With the recent pleasant spring weather, I hope many of you have had some time to get outside with your binoculars for a few hours of quality birding! Migrant songbirds have been making their way back to Ohio from warmer, tropical regions for the past several weeks now. Turkey vultures are soaring, Canada geese are nesting and many songbirds can be heard calling as their nesting season gears up. Eastern phoebes, red-winged blackbirds, yellow-rumped warblers, brown thrashers, blue gray gnatcatchers, wood thrush, hooded warblers, and common yellowthroats are just a few of the migrants that have already arrived. This time of year (end of April through the beginning of May) is a fantastic time to see migrating songbirds, especially warblers. May 6th - 15th is the Biggest Week in American Birding and many events are taking place in northwestern Ohio. Visit www.biggestweekinamericanbirding.com for more information.
Eastern bluebirds and tree swallows have secured nest boxes in central Ohio, and bluebird eggs have already been laid in some nests. Check out the below picture of a female eastern bluebird busily putting her nest together. She was so intent on the intricate weaving, that I was able to snap several pictures of her without a single pause in her activity.
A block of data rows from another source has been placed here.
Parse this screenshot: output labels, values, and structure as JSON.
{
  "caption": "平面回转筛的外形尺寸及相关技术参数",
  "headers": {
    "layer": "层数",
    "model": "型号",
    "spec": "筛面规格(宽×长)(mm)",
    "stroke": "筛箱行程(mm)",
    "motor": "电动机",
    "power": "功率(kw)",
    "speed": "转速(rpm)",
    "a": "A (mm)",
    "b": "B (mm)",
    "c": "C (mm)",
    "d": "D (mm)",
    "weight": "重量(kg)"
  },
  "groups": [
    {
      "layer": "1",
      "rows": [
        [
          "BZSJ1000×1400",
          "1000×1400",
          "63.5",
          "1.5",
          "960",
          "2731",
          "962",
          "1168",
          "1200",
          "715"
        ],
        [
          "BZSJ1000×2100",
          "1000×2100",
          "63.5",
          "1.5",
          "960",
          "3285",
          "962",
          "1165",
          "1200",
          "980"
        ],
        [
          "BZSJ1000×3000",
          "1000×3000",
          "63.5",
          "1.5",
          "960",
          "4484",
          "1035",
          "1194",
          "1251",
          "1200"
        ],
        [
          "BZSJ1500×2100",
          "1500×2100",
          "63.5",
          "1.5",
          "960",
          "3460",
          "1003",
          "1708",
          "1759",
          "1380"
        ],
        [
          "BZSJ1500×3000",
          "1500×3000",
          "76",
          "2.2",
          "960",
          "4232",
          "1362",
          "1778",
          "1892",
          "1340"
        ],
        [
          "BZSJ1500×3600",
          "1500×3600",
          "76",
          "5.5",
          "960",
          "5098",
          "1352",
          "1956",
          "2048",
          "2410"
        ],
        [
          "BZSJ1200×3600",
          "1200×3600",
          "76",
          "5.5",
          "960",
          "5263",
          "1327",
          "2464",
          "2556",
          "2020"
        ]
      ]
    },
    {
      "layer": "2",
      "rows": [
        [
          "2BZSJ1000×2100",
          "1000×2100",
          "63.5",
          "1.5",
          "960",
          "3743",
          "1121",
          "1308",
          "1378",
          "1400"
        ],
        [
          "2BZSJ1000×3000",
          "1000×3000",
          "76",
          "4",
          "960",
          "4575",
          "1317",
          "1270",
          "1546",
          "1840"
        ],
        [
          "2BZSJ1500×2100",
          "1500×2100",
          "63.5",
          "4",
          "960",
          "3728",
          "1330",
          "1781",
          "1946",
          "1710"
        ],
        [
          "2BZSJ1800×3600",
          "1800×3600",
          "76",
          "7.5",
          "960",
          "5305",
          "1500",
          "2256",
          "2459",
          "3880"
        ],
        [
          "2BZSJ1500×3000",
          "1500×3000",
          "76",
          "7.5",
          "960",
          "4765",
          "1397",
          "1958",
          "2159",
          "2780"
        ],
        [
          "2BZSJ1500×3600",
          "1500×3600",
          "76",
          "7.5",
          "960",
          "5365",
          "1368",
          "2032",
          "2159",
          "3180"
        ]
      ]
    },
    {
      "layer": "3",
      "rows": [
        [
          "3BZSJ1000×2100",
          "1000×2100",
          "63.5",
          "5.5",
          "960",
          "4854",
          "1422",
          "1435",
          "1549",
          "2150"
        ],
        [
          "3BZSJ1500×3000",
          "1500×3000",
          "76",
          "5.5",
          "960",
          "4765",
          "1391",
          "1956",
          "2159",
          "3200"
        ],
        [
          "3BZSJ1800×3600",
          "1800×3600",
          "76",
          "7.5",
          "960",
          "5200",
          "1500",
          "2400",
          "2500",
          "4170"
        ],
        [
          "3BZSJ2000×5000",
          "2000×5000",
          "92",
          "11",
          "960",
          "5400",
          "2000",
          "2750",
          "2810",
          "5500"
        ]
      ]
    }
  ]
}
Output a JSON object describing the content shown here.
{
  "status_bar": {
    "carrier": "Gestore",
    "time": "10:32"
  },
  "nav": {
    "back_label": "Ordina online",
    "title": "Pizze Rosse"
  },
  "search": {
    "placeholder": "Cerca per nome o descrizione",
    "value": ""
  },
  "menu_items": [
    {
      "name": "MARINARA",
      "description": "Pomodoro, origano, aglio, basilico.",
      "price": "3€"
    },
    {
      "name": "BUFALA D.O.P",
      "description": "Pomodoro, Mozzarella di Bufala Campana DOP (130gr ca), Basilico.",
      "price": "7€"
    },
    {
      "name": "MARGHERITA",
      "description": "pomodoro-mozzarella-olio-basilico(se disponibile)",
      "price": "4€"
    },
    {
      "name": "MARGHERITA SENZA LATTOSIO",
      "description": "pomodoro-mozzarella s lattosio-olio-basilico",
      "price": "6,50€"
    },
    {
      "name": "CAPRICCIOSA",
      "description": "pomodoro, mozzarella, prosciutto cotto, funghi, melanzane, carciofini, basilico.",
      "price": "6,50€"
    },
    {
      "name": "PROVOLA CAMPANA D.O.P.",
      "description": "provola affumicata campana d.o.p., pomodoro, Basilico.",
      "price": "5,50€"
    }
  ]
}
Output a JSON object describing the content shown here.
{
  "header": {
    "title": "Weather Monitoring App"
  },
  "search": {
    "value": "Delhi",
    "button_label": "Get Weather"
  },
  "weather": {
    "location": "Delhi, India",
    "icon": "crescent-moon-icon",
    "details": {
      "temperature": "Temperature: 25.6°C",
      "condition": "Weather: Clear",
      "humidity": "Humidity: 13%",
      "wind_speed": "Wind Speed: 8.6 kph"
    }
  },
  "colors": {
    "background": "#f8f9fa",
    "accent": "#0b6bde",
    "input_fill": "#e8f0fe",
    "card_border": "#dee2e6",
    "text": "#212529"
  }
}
The following picture is the fruit of her labor - a perfectly neat and tidy nest!
Ruby-throated hummingbirds have also arrived back in Ohio and are making their way north this very minute. As always, they will be very hungry when they arrive, having traveled thousands of miles. Be sure to have your feeders washed and filled within the next few days, if you don't have them out already! Below is a map, courtesy of www.ebird.org, of our small hummingbird's progression north. You can see that many are still south of us.
For more information on bird migrational patterns, visit eBird, an online checklist program available to birders (from the novice to the professional), for recoding bird observations. Visitors can search through the data, tracking when species arrive in certain areas, or where certain species can be viewed. There is also a page dedicated to birding hot spots, which are the best areas to visit to see birds. To track an individual species migration, click on 'Explore Data' then 'Species Maps'. Enter the species, time frame, and part of the world you are interested in to pull up a map (like the one above) of where that species has been spotted. Happy Birding!